"I think the way that it happened and the fact that it was used in such a political way, and I could see the good work that Jack did and that his colleagues did starting to perhaps unravel, it was important that somebody said something.
"And that just happened to be me. And obviously my son's been killed, people are going to listen to me."
During the interview, Mr Merritt tearfully described how the day of the attack unfolded, and said he was unaware that his son was near London Bridge.
He said he heard about the terror incident and “didn’t think much of it, apart from ‘oh no, there’s been another attack, that’s terrible.’”
But he continued: “When I got home my wife came out and she was just beside herself saying ‘we’ve got to go to London’.”
"My son's been killed, people are going to listen to me."— Sky News (@SkyNews) December 10, 2019
Dave Merritt tells Sky News that it was "important" for him to speak up following the death of his son in the London Bridge attack.
More from this #exclusive interview here: https://t.co/H87zgHJbd9 pic.twitter.com/bDapLM9055
He said when he asked why, Jack’s mother told him “Jack had been involved in this incident at London Bridge,” and that she had been contacted by their son’s girlfriend Leanne.

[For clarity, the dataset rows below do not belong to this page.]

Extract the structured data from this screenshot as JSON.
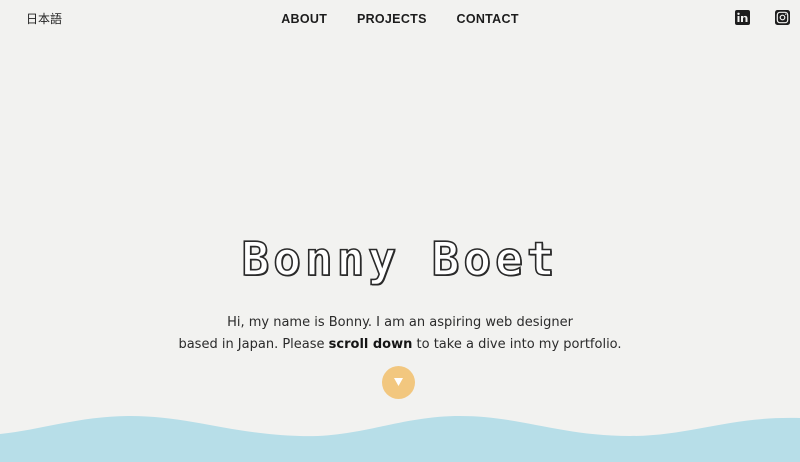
{
  "header": {
    "language_label": "日本語",
    "nav": [
      {
        "label": "ABOUT"
      },
      {
        "label": "PROJECTS"
      },
      {
        "label": "CONTACT"
      }
    ],
    "social_icons": [
      "linkedin-icon",
      "instagram-icon"
    ]
  },
  "hero": {
    "title": "Bonny Boet",
    "intro_line1": "Hi, my name is Bonny. I am an aspiring web designer",
    "intro_line2_before": "based in Japan. Please ",
    "intro_line2_bold": "scroll down",
    "intro_line2_after": " to take a dive into my portfolio.",
    "scroll_icon": "arrow-down-icon"
  },
  "colors": {
    "background": "#f2f2f0",
    "accent": "#f2c77f",
    "wave": "#b7dee8",
    "text": "#222222"
  }
}
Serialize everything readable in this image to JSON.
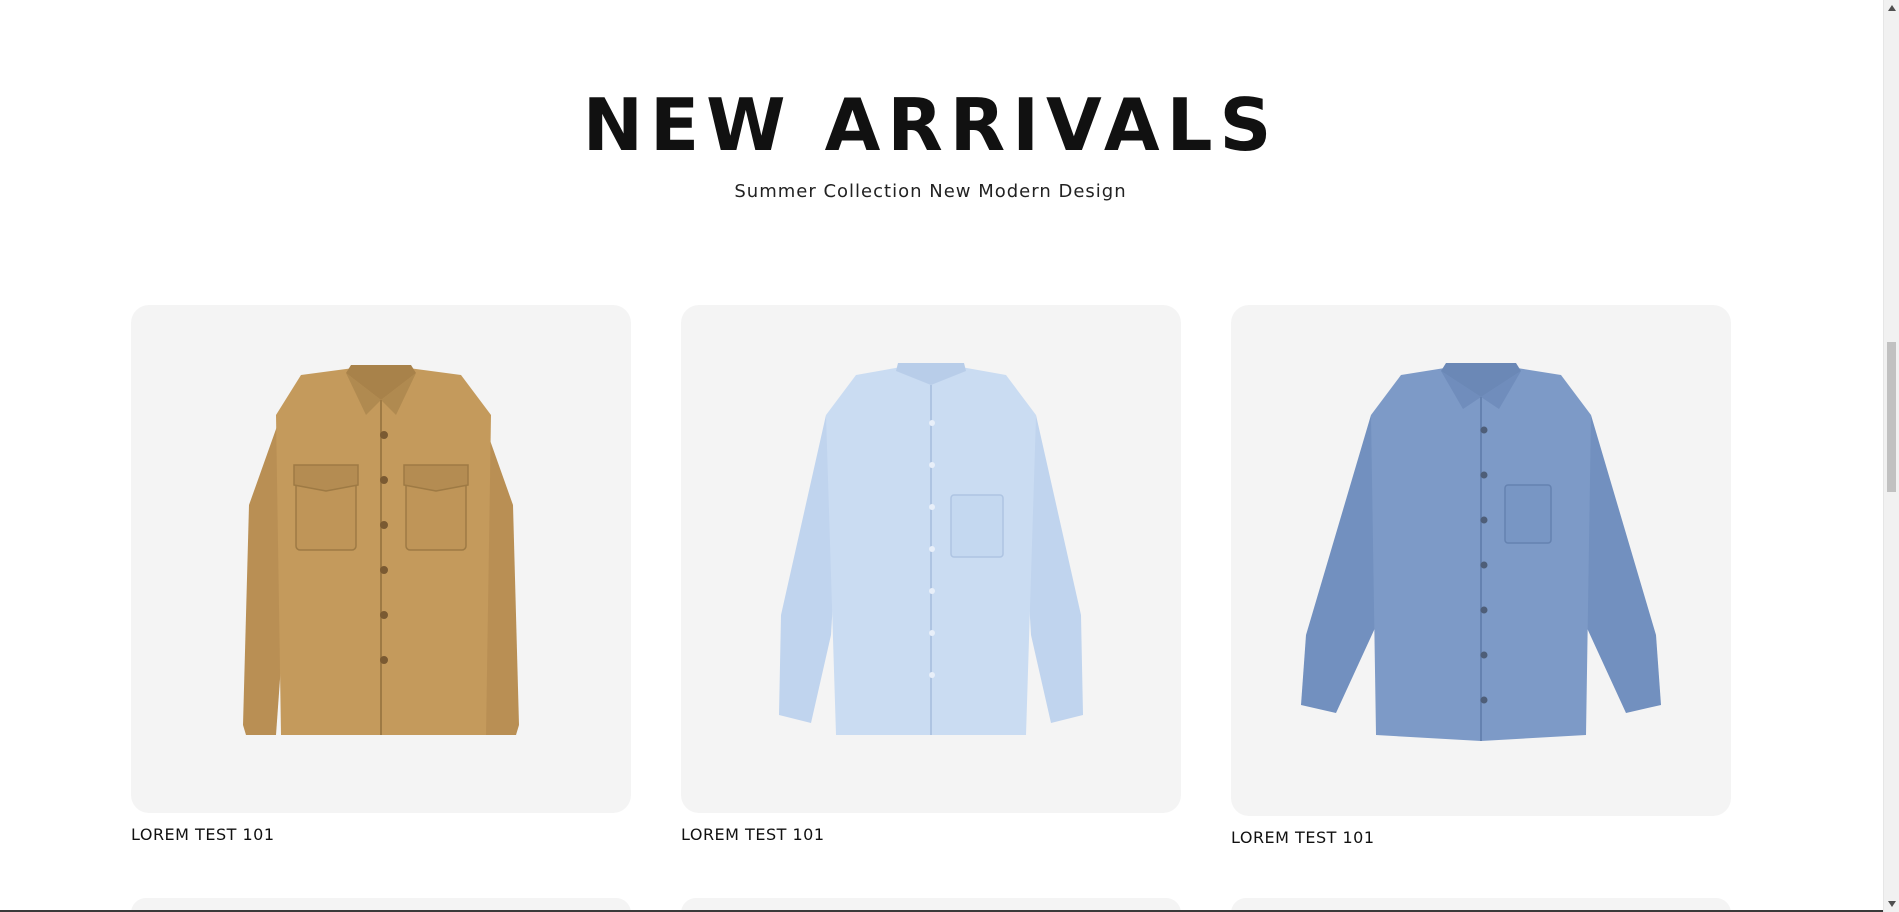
{
  "section": {
    "title": "NEW ARRIVALS",
    "subtitle": "Summer Collection New Modern Design"
  },
  "products": [
    {
      "name": "LOREM TEST 101",
      "image": "tan-utility-shirt",
      "color": "#c49a5c"
    },
    {
      "name": "LOREM TEST 101",
      "image": "light-blue-oxford-shirt",
      "color": "#c9dbf1"
    },
    {
      "name": "LOREM TEST 101",
      "image": "denim-chambray-shirt",
      "color": "#7d9ac7"
    }
  ],
  "colors": {
    "card_background": "#f4f4f4",
    "text": "#111111"
  },
  "scrollbar": {
    "up_icon": "triangle-up-icon",
    "down_icon": "triangle-down-icon"
  }
}
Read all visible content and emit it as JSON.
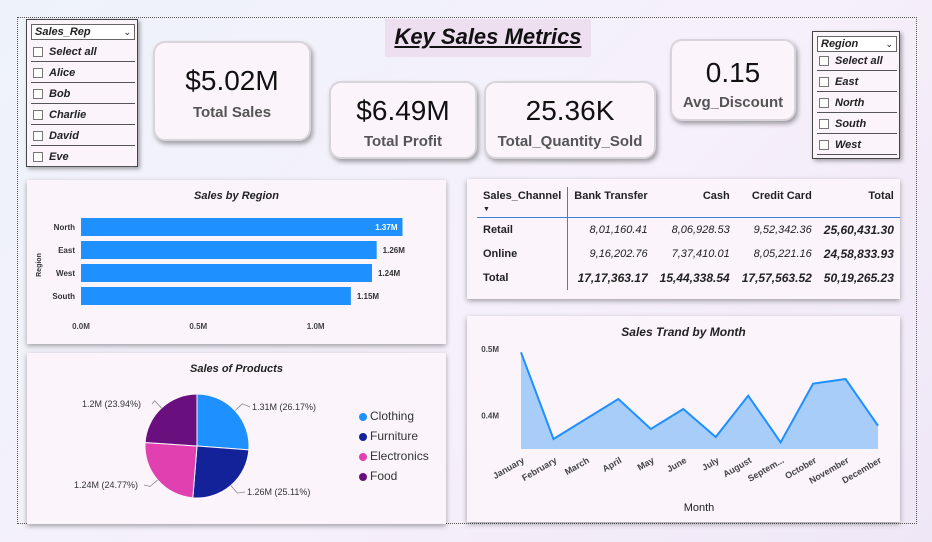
{
  "title": "Key Sales Metrics",
  "kpis": {
    "total_sales": {
      "value": "$5.02M",
      "label": "Total Sales"
    },
    "total_profit": {
      "value": "$6.49M",
      "label": "Total Profit"
    },
    "total_quantity": {
      "value": "25.36K",
      "label": "Total_Quantity_Sold"
    },
    "avg_discount": {
      "value": "0.15",
      "label": "Avg_Discount"
    }
  },
  "sales_rep_slicer": {
    "header": "Sales_Rep",
    "items": [
      "Select all",
      "Alice",
      "Bob",
      "Charlie",
      "David",
      "Eve"
    ]
  },
  "region_slicer": {
    "header": "Region",
    "items": [
      "Select all",
      "East",
      "North",
      "South",
      "West"
    ]
  },
  "matrix": {
    "headers": [
      "Sales_Channel",
      "Bank Transfer",
      "Cash",
      "Credit Card",
      "Total"
    ],
    "rows": [
      [
        "Retail",
        "8,01,160.41",
        "8,06,928.53",
        "9,52,342.36",
        "25,60,431.30"
      ],
      [
        "Online",
        "9,16,202.76",
        "7,37,410.01",
        "8,05,221.16",
        "24,58,833.93"
      ],
      [
        "Total",
        "17,17,363.17",
        "15,44,338.54",
        "17,57,563.52",
        "50,19,265.23"
      ]
    ]
  },
  "icons": {
    "sort": "sort-down-icon",
    "dropdown": "chevron-down-icon"
  },
  "chart_data": [
    {
      "type": "bar",
      "orientation": "horizontal",
      "title": "Sales by Region",
      "ylabel": "Region",
      "xlabel": "",
      "categories": [
        "North",
        "East",
        "West",
        "South"
      ],
      "values": [
        1.37,
        1.26,
        1.24,
        1.15
      ],
      "data_labels": [
        "1.37M",
        "1.26M",
        "1.24M",
        "1.15M"
      ],
      "xticks": [
        "0.0M",
        "0.5M",
        "1.0M"
      ],
      "xlim": [
        0,
        1.5
      ],
      "color": "#1e90ff",
      "grid": false
    },
    {
      "type": "pie",
      "title": "Sales of Products",
      "categories": [
        "Clothing",
        "Furniture",
        "Electronics",
        "Food"
      ],
      "values": [
        26.17,
        25.11,
        24.77,
        23.94
      ],
      "data_labels": [
        "1.31M (26.17%)",
        "1.26M (25.11%)",
        "1.24M (24.77%)",
        "1.2M (23.94%)"
      ],
      "colors": [
        "#1e90ff",
        "#14229a",
        "#e040b0",
        "#6a0f7e"
      ],
      "legend": "right"
    },
    {
      "type": "area",
      "title": "Sales Trand by Month",
      "xlabel": "Month",
      "ylabel": "",
      "x": [
        "January",
        "February",
        "March",
        "April",
        "May",
        "June",
        "July",
        "August",
        "Septem...",
        "October",
        "November",
        "December"
      ],
      "values": [
        0.495,
        0.365,
        0.395,
        0.425,
        0.38,
        0.41,
        0.368,
        0.43,
        0.36,
        0.448,
        0.455,
        0.385
      ],
      "yticks": [
        "0.5M",
        "0.4M"
      ],
      "ylim": [
        0.35,
        0.5
      ],
      "color": "#1e90ff",
      "fill": "#9ec9f7",
      "grid": false
    }
  ]
}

Mr Merritt described of the family’s agonising journey from Cambridge to the Royal London Hospital, where they waited until 10.45pm before their son’s death was confirmed.
He said: “When we got back to Cambridge, we had to meet our son who had been working, he’d been having a drink with his friends in the pub in Cambridge and we had to get him out the pub and tell him.
“He didn’t know, we didn’t want to tell him over the phone, we didn’t want anyone else to tell him, so we went and got him and we had to tell him that his brother had died, which was probably the hardest thing I’ve had to do so far.”
Mr Merritt said his son knew Khan, adding: "It makes it more unbelievable because, again, I can't... imagine someone who had been befriended and helped by someone like Jack could then in a fairly calculating way kill them."
A Conservative spokesman said: "The PM has expressed his deepest condolences to Mr Merritt for his tragic loss - an experience no family should have to go through.
"The PM's view remains it is 'extraordinary and wrong' that Khan had been released halfway through his prison sentence and has long argued that sentencing should be tougher for violent and extremist offenders."
Labour leader Jeremy Corbyn welcomed the warning from Mr Merritt and called for no "knee-jerk reaction" to the tragedy.
He said: "The death of Jack is obviously terrible and David Merritt's comments were very heartfelt.
"His son was somebody who absolutely believed in rehabilitation of prisoners and eventually was sadly killed by one that clearly had not been rehabilitated.
"The points that David Merritt was making was we have a problem in the Prison Service, the lack of probation service and all the issues that go with it, and he was concerned about knee-jerk reactions by politicians.
"Nobody ever wants this kind of disaster ever to happen again, let's deal with it in an intelligent way, not in a knee-jerk reaction."